Gustave Whitehead’s Last Hurrah
All Over But The Shouting
The issue of whether or not German immigrant Gustave Whitehead flew at Fairfield and Bridgeport, Connecticut, in 1901 or 1902, or ever flew at all, has been simmering since 1935 when Stella Randolph and Harvey Phillips’ article “Did Whitehead Precede Wright In World’s First Powered Flight?” appeared in Popular Aviation magazine.
The first high-water mark of the dispute came in 1937, with the publication of Stella Randolph’s book Lost Flights Of Gustave Whitehead.
In 1978, forty-one years after Randolph’s first book was published, Randolph and Maj. William O’Dwyer co-authored History By Contract, a work that heatedly slammed the Smithsonian Institution for entering into an agreement (O’Dwyer and Randolph characterized it as a “contract”) with the estate of Orville Wright that secured the 1903 Wright Flyer for the Smithsonian.
The agreement, in fact, specified the manner of display and labeling of the 1903 Wright Flyer, to ensure that the Langley Large Aerodrome “A” machine would not be given preferential treatment over the 1903 Wright Flyer, and to ensure the status of the 1903 Wright Flyer as the first machine to make a powered, controlled, sustained flight under human control while carrying a human operator.
The “contract” is still a bone of contention for Whitehead advocates, who wrongly accuse the Smithsonian and NASM of ignoring Whitehead in order to maintain possession of the 1903 Wright Flyer.
Reconciliation Dashed By A Curmudgeon

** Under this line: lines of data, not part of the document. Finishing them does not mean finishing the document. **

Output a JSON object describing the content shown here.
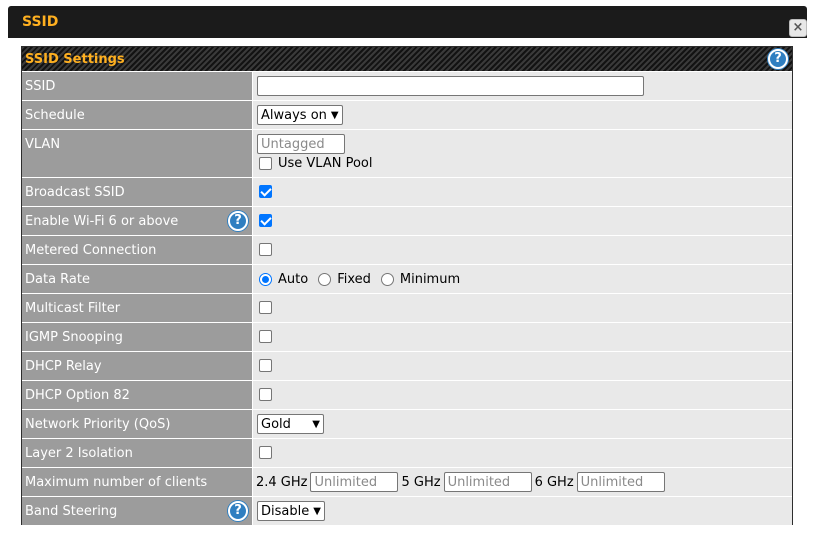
{
  "dialog": {
    "title": "SSID",
    "close_glyph": "×"
  },
  "section": {
    "title": "SSID Settings",
    "help_glyph": "?"
  },
  "rows": {
    "ssid": {
      "label": "SSID",
      "value": ""
    },
    "schedule": {
      "label": "Schedule",
      "value": "Always on"
    },
    "vlan": {
      "label": "VLAN",
      "placeholder": "Untagged",
      "pool_label": "Use VLAN Pool",
      "pool_checked": false
    },
    "broadcast": {
      "label": "Broadcast SSID",
      "checked": true
    },
    "wifi6": {
      "label": "Enable Wi-Fi 6 or above",
      "checked": true
    },
    "metered": {
      "label": "Metered Connection",
      "checked": false
    },
    "data_rate": {
      "label": "Data Rate",
      "options": [
        "Auto",
        "Fixed",
        "Minimum"
      ],
      "selected": "Auto"
    },
    "multicast": {
      "label": "Multicast Filter",
      "checked": false
    },
    "igmp": {
      "label": "IGMP Snooping",
      "checked": false
    },
    "dhcp_relay": {
      "label": "DHCP Relay",
      "checked": false
    },
    "dhcp82": {
      "label": "DHCP Option 82",
      "checked": false
    },
    "qos": {
      "label": "Network Priority (QoS)",
      "value": "Gold"
    },
    "layer2": {
      "label": "Layer 2 Isolation",
      "checked": false
    },
    "max_clients": {
      "label": "Maximum number of clients",
      "band_24": "2.4 GHz",
      "band_5": "5 GHz",
      "band_6": "6 GHz",
      "placeholder": "Unlimited"
    },
    "band_steering": {
      "label": "Band Steering",
      "value": "Disable"
    }
  },
  "icons": {
    "help": "help-circle-icon",
    "close": "close-icon",
    "dropdown": "chevron-down-icon"
  },
  "colors": {
    "accent": "#ffb020",
    "label_bg": "#9c9c9c",
    "value_bg": "#e9e9e9",
    "checkbox": "#0075ff",
    "help": "#2f7fc1"
  }
}
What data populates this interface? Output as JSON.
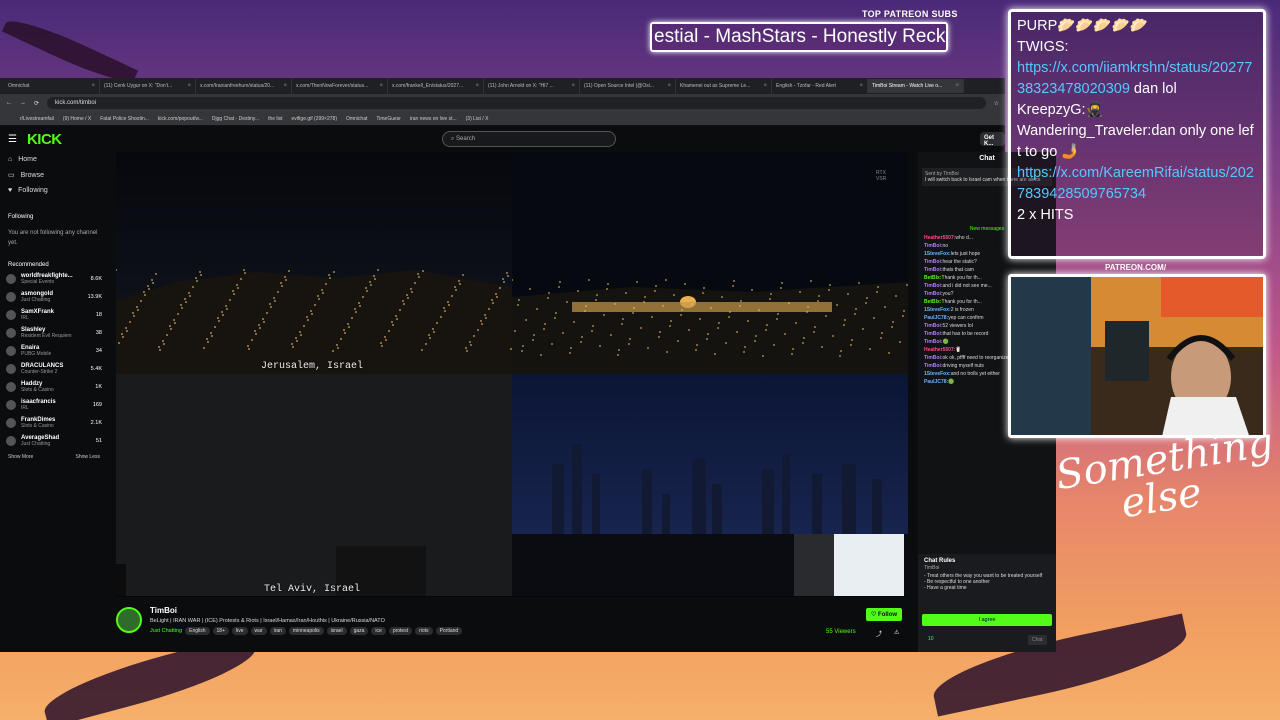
{
  "overlay": {
    "top_patreon_label": "TOP PATREON SUBS",
    "patreon_ticker": "estial - MashStars - Honestly Reckless",
    "patreon_url": "PATREON.COM/",
    "signature": [
      "Something",
      "else"
    ],
    "chat": [
      {
        "user": "PURP",
        "text": "🥟🥟🥟🥟🥟"
      },
      {
        "user": "TWIGS:",
        "text": ""
      },
      {
        "user": "",
        "link": "https://x.com/iiamkrshn/status/2027738323478020309",
        "text": " dan lol"
      },
      {
        "user": "KreepzyG:",
        "text": "🥷"
      },
      {
        "user": "Wandering_Traveler:",
        "text": "dan only one left to go 🤳"
      },
      {
        "user": "",
        "link": "https://x.com/KareemRifai/status/2027839428509765734",
        "text": ""
      },
      {
        "user": "",
        "text": "2 x HITS"
      }
    ]
  },
  "browser": {
    "tabs": [
      "Omnichat",
      "(11) Cenk Uygur on X: \"Don't...",
      "x.com/Iranianfreehum/status/20...",
      "x.com/ThenNowForever/status...",
      "x.com/frankell_En/status/2027...",
      "(11) John Arnold on X: \"HI7 ...",
      "(11) Open Source Intel (@Osi...",
      "Khamenei out as Supreme Le...",
      "English - Tzofar - Red Alert",
      "TimBoi Stream - Watch Live o..."
    ],
    "url": "kick.com/timboi",
    "bookmarks": [
      "r/Livestreamfail",
      "(9) Home / X",
      "Fatal Police Shootin...",
      "kick.com/popout/w...",
      "Djgg Chat - Destiny...",
      "the list",
      "evifige.gif (299×278)",
      "Omnichat",
      "TimeGuesr",
      "iran news on live st...",
      "(3) List / X"
    ]
  },
  "kick": {
    "logo": "KICK",
    "search_placeholder": "Search",
    "go_chat": "Get K...",
    "nav": [
      "Home",
      "Browse",
      "Following"
    ],
    "following_title": "Following",
    "following_empty": "You are not following any channel yet.",
    "recommended_title": "Recommended",
    "recommended": [
      {
        "name": "worldfreakfighte...",
        "cat": "Special Events",
        "viewers": "8.6K"
      },
      {
        "name": "asmongold",
        "cat": "Just Chatting",
        "viewers": "13.9K"
      },
      {
        "name": "SamXFrank",
        "cat": "IRL",
        "viewers": "18"
      },
      {
        "name": "Slashley",
        "cat": "Resident Evil Requiem",
        "viewers": "38"
      },
      {
        "name": "Enaira",
        "cat": "PUBG Mobile",
        "viewers": "34"
      },
      {
        "name": "DRACULANCS",
        "cat": "Counter-Strike 2",
        "viewers": "5.4K"
      },
      {
        "name": "Haddzy",
        "cat": "Slots & Casino",
        "viewers": "1K"
      },
      {
        "name": "isaacfrancis",
        "cat": "IRL",
        "viewers": "169"
      },
      {
        "name": "FrankDimes",
        "cat": "Slots & Casino",
        "viewers": "2.1K"
      },
      {
        "name": "AverageShad",
        "cat": "Just Chatting",
        "viewers": "51"
      }
    ],
    "show_more": "Show More",
    "show_less": "Show Less",
    "cam_labels": [
      "Jerusalem, Israel",
      "Tel Aviv, Israel"
    ],
    "rtx": "RTX\nVSR",
    "streamer": "TimBoi",
    "stream_title": "BeLight | IRAN WAR | (ICE) Protests & Riots |  Israel/Hamas/Iran/Houthis | Ukraine/Russia/NATO",
    "category": "Just Chatting",
    "tags": [
      "English",
      "18+",
      "live",
      "war",
      "iran",
      "minneapolis",
      "israel",
      "gaza",
      "ice",
      "protest",
      "riots",
      "Portland"
    ],
    "follow": "Follow",
    "viewers": "55 Viewers",
    "chat_title": "Chat",
    "pinned": "I will switch back to Israel cam when there are alerts",
    "pinned_by": "Sent by TimBoi",
    "new_messages": "New messages",
    "messages": [
      {
        "u": "Heather5507:",
        "t": "who d...",
        "c": "u3"
      },
      {
        "u": "TimBoi:",
        "t": "no",
        "c": "u1"
      },
      {
        "u": "1SteveFox:",
        "t": "lets just hope",
        "c": "u4"
      },
      {
        "u": "TimBoi:",
        "t": "hear the static?",
        "c": "u1"
      },
      {
        "u": "TimBoi:",
        "t": "thats that cam",
        "c": "u1"
      },
      {
        "u": "BetBlx:",
        "t": "Thank you for th...",
        "c": "u2"
      },
      {
        "u": "TimBoi:",
        "t": "and i did not see me...",
        "c": "u1"
      },
      {
        "u": "TimBoi:",
        "t": "you?",
        "c": "u1"
      },
      {
        "u": "BetBlx:",
        "t": "Thank you for th...",
        "c": "u2"
      },
      {
        "u": "1SteveFox:",
        "t": "2 is frozen",
        "c": "u4"
      },
      {
        "u": "PaulJC78:",
        "t": "yep can confirm",
        "c": "u4"
      },
      {
        "u": "TimBoi:",
        "t": "52 viewers lol",
        "c": "u1"
      },
      {
        "u": "TimBoi:",
        "t": "that has to be record",
        "c": "u1"
      },
      {
        "u": "TimBoi:",
        "t": "🟢",
        "c": "u1"
      },
      {
        "u": "Heather5507:",
        "t": "🥛",
        "c": "u3"
      },
      {
        "u": "TimBoi:",
        "t": "ok ok, pffff need to reorganize anyway",
        "c": "u1"
      },
      {
        "u": "TimBoi:",
        "t": "driving myself nuts",
        "c": "u1"
      },
      {
        "u": "1SteveFox:",
        "t": "and no trolls yet either",
        "c": "u4"
      },
      {
        "u": "PaulJC78:",
        "t": "🟢",
        "c": "u4"
      }
    ],
    "rules_title": "Chat Rules",
    "rules_by": "TimBoi",
    "rules": [
      "- Treat others the way you want to be treated yourself",
      "- Be respectful to one another",
      "- Have a great time"
    ],
    "agree": "I agree",
    "points": "10",
    "chat_button": "Chat"
  }
}
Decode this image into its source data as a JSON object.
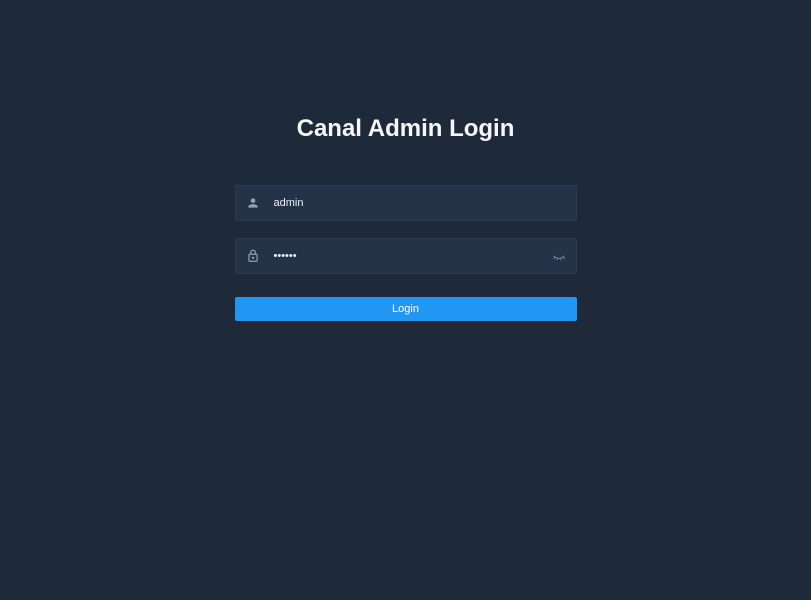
{
  "login": {
    "title": "Canal Admin Login",
    "username_value": "admin",
    "username_placeholder": "",
    "password_value": "••••••",
    "password_placeholder": "",
    "button_label": "Login"
  }
}
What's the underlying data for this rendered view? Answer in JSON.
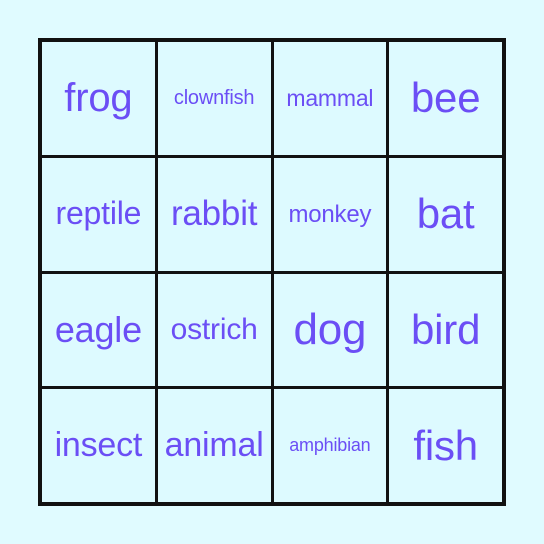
{
  "card": {
    "type": "bingo-card",
    "rows": 4,
    "columns": 4,
    "page_background_color": "#e0fbff",
    "cell_background_color": "#ddfaff",
    "grid_line_color": "#111111",
    "text_color": "#6b4ef5",
    "cells": [
      {
        "label": "frog",
        "font_size_px": 40,
        "row": 1,
        "column": 1
      },
      {
        "label": "clownfish",
        "font_size_px": 20,
        "row": 1,
        "column": 2
      },
      {
        "label": "mammal",
        "font_size_px": 23,
        "row": 1,
        "column": 3
      },
      {
        "label": "bee",
        "font_size_px": 42,
        "row": 1,
        "column": 4
      },
      {
        "label": "reptile",
        "font_size_px": 32,
        "row": 2,
        "column": 1
      },
      {
        "label": "rabbit",
        "font_size_px": 35,
        "row": 2,
        "column": 2
      },
      {
        "label": "monkey",
        "font_size_px": 24,
        "row": 2,
        "column": 3
      },
      {
        "label": "bat",
        "font_size_px": 42,
        "row": 2,
        "column": 4
      },
      {
        "label": "eagle",
        "font_size_px": 36,
        "row": 3,
        "column": 1
      },
      {
        "label": "ostrich",
        "font_size_px": 30,
        "row": 3,
        "column": 2
      },
      {
        "label": "dog",
        "font_size_px": 44,
        "row": 3,
        "column": 3
      },
      {
        "label": "bird",
        "font_size_px": 42,
        "row": 3,
        "column": 4
      },
      {
        "label": "insect",
        "font_size_px": 34,
        "row": 4,
        "column": 1
      },
      {
        "label": "animal",
        "font_size_px": 34,
        "row": 4,
        "column": 2
      },
      {
        "label": "amphibian",
        "font_size_px": 18,
        "row": 4,
        "column": 3
      },
      {
        "label": "fish",
        "font_size_px": 42,
        "row": 4,
        "column": 4
      }
    ]
  }
}
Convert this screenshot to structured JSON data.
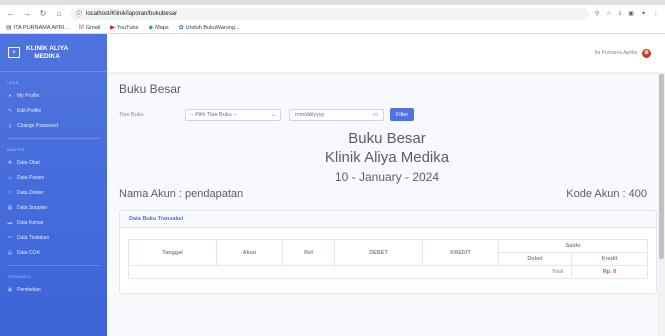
{
  "browser": {
    "url": "localhost/Klinik/laporan/bukubesar",
    "bookmarks": [
      {
        "label": "ITA PURNAMA APRI...",
        "icon": "bookmark-icon"
      },
      {
        "label": "Gmail",
        "icon": "gmail-icon"
      },
      {
        "label": "YouTube",
        "icon": "youtube-icon"
      },
      {
        "label": "Maps",
        "icon": "maps-icon"
      },
      {
        "label": "Unduh BukuWarung...",
        "icon": "bukuwarung-icon"
      }
    ]
  },
  "sidebar": {
    "brand_line1": "KLINIK ALIYA",
    "brand_line2": "MEDIKA",
    "sections": [
      {
        "head": "USER",
        "items": [
          "My Profile",
          "Edit Profile",
          "Change Password"
        ]
      },
      {
        "head": "MASTER",
        "items": [
          "Data Obat",
          "Data Pasien",
          "Data Dokter",
          "Data Supplier",
          "Data Kamar",
          "Data Tindakan",
          "Data COA"
        ]
      },
      {
        "head": "TRANSAKSI",
        "items": [
          "Pembelian"
        ]
      }
    ]
  },
  "topbar": {
    "user_name": "Ita Purnama Aprilia"
  },
  "page": {
    "heading": "Buku Besar",
    "filter_label": "Tipe Buku",
    "select_value": "-- Pilih Tipe Buku --",
    "date_placeholder": "mm/dd/yyyy",
    "filter_button": "Filter",
    "report_title": "Buku Besar",
    "clinic_name": "Klinik Aliya Medika",
    "report_date": "10 - January - 2024",
    "account_name": "Nama Akun : pendapatan",
    "account_code": "Kode Akun : 400",
    "card_title": "Data Buku Transaksi"
  },
  "table": {
    "saldo_header": "Saldo",
    "columns": [
      "Tanggal",
      "Akun",
      "Ref",
      "DEBET",
      "KREDIT"
    ],
    "saldo_columns": [
      "Debet",
      "Kredit"
    ],
    "total_label": "Total",
    "total_value": "Rp. 0"
  },
  "colors": {
    "primary": "#4e73df",
    "danger": "#e74a3b"
  }
}
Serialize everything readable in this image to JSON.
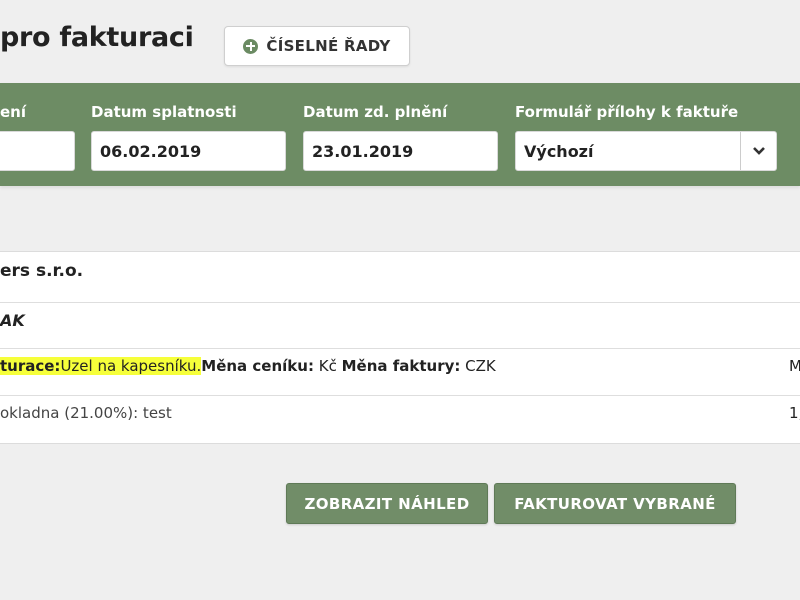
{
  "header": {
    "title_fragment": "pro fakturaci",
    "series_button_label": "ČÍSELNÉ ŘADY"
  },
  "form": {
    "fields": [
      {
        "label": "ení",
        "value": ""
      },
      {
        "label": "Datum splatnosti",
        "value": "06.02.2019"
      },
      {
        "label": "Datum zd. plnění",
        "value": "23.01.2019"
      },
      {
        "label": "Formulář přílohy k faktuře",
        "value": "Výchozí"
      }
    ]
  },
  "table": {
    "company": "ers s.r.o.",
    "code": "AK",
    "info": {
      "invoicing_label": "turace:",
      "invoicing_value": "Uzel na kapesníku.",
      "price_list_currency_label": "Měna ceníku:",
      "price_list_currency_value": "Kč",
      "invoice_currency_label": "Měna faktury:",
      "invoice_currency_value": "CZK",
      "right_clip": "M"
    },
    "item": {
      "text": "okladna (21.00%): test",
      "right_clip": "1,"
    }
  },
  "actions": {
    "preview_label": "ZOBRAZIT NÁHLED",
    "invoice_selected_label": "FAKTUROVAT VYBRANÉ"
  },
  "colors": {
    "accent_green": "#6d8c64",
    "highlight": "#f6ff3a"
  }
}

Perhaps surprisingly, there was a glimmer of a chance in the late 1970’s to reach some sort of accord or understanding between those pushing for Whitehead, and the Smithsonian/NASM, and it was torpedoed by one —> Read More